(Dataset rows describing interfaces)
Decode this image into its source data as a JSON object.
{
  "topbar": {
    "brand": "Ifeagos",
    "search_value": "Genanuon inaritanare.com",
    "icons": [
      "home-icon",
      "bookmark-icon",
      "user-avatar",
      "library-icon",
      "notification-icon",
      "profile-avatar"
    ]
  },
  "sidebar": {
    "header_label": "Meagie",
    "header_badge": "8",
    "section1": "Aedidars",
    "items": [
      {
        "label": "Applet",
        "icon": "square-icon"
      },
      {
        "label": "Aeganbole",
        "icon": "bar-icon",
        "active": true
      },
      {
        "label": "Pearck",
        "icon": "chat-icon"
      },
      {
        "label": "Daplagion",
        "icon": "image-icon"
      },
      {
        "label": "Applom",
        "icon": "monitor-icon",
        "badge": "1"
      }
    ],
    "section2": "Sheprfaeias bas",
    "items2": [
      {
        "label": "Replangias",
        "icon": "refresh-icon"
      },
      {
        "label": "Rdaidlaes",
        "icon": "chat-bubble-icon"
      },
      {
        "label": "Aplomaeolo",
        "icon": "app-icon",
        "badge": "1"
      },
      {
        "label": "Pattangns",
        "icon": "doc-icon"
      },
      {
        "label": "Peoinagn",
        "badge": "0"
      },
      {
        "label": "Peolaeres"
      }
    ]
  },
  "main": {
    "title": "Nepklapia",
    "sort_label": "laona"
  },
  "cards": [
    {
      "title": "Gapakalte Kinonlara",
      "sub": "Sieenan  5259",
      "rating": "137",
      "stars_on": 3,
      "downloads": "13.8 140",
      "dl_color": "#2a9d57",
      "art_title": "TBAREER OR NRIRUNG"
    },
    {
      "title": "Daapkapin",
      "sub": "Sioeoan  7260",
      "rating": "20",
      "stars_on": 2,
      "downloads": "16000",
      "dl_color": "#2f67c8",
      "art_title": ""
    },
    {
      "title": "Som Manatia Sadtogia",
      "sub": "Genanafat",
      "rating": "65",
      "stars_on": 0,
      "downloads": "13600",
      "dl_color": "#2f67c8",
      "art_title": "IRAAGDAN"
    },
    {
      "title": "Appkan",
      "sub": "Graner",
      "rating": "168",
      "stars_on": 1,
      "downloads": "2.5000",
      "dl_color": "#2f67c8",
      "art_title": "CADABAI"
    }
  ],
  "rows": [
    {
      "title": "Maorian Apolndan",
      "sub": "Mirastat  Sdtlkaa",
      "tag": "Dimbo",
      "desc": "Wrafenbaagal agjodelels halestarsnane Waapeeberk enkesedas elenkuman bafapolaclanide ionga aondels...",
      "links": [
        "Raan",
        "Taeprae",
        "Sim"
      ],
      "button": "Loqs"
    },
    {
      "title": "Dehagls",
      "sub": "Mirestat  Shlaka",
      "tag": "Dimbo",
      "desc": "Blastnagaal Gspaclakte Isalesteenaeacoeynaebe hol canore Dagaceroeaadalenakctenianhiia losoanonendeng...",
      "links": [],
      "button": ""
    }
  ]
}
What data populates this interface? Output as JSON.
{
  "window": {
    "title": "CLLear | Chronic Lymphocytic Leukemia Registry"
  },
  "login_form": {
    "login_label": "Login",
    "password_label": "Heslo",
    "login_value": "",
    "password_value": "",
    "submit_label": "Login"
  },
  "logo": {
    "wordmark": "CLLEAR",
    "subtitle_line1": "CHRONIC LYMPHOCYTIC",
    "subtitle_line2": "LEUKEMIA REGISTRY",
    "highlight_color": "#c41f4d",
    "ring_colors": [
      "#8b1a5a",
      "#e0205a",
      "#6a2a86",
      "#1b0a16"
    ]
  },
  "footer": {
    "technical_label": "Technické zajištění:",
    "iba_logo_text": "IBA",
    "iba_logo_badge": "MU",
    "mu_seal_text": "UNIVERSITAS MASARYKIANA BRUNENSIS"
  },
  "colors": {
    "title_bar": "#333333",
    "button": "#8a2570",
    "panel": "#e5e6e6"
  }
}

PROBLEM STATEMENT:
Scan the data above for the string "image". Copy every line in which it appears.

EXERCISE OUTPUT:
Decode this image into its source data as a JSON object.
        "icon": "image-icon"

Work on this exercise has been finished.